Last week I wrote about the smog, smoke, vapor, or gas exclusion and gave an example of how some courts hold that invisible vapors are not included in the common definition of “smoke.” As promised, this week’s post illustrates that other courts feel invisible vapors are included in the definition of “smoke.”

In Henri’s Food Products v. Home Insurance Co., 474 F. Supp. 889 (E.D. Wis. 1979), a warehouse owner ran into a contamination problem. The warehouse stored many items, from food products to chemicals. The Food & Drug Administration (FDA) conducted several tests on the products kept in the warehouse and determined that some of the food products had a chemical residue on them. Further tests showed that some of the chemicals kept within the warehouse had vaporized and permeated the warehouse.

The insurance policy stated,

Perils Insured Against…Smoke, meaning thereby only sudden and accidental discharge of smoke from other than industrial operations or agricultural smudging.

There was no argument that the chemical vapors were due to industrial operations or agricultural smudging, and as the Court pointed out,

The issue [was] whether vapor is within the common meaning of the word smoke.

Much like the case in last week’s blog, this court was unable to find any law on which to base its definition of “smoke,” so it turned to the dictionary.

Based upon this research and the Court’s own understanding of the word “smoke,” plaintiff’s suggestion that the vapor involved here was smoke, and thus within the policy coverage, must be accepted.

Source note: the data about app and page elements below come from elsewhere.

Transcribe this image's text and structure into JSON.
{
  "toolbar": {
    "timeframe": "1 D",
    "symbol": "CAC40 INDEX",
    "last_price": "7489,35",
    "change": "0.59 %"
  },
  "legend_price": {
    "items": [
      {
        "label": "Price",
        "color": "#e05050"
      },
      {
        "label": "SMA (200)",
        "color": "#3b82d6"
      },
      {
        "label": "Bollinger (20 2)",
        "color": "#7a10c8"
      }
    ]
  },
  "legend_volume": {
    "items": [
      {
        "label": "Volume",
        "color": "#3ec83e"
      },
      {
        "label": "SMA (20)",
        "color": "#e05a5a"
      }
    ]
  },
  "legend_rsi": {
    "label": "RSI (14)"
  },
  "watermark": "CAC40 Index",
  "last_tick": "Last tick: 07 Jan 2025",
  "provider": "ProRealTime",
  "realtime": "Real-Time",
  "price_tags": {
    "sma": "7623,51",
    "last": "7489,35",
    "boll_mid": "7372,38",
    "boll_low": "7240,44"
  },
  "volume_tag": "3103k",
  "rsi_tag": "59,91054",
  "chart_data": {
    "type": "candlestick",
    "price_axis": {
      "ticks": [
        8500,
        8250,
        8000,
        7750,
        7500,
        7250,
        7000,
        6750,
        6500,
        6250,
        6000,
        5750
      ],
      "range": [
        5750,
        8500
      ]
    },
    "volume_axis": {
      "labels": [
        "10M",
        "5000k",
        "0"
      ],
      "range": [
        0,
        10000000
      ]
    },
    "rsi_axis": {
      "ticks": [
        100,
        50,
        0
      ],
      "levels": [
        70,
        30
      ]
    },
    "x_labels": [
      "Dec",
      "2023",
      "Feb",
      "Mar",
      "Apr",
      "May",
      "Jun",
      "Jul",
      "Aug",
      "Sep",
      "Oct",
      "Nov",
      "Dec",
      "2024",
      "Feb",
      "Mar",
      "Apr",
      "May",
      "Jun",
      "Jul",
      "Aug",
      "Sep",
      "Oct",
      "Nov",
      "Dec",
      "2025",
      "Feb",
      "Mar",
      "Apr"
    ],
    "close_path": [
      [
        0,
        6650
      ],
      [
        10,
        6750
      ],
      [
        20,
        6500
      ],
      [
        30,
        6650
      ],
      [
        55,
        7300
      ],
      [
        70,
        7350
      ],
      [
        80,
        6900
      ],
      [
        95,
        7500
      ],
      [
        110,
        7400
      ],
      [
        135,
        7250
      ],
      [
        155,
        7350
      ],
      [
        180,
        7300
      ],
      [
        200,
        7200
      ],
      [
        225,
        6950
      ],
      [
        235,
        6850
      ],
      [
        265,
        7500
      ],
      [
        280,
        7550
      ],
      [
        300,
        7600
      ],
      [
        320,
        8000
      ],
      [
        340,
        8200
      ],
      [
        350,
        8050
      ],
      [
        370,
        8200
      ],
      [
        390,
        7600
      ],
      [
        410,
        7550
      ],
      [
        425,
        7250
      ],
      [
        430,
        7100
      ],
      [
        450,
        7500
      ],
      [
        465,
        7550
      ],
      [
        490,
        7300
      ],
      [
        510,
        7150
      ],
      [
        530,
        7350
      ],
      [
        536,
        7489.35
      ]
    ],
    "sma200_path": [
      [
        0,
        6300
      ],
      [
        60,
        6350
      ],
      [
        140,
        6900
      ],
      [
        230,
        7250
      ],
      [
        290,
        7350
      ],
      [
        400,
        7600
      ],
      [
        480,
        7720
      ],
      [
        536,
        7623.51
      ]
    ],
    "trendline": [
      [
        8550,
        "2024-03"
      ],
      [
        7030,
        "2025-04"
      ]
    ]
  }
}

The warehouse owner prevailed, but this case, together with my blog from last week, illustrates how differently courts can rule. As always, keep in mind that this court applied Wisconsin law and the laws in other states may vary. Check back next week for another breakdown of the All-Risk Policy.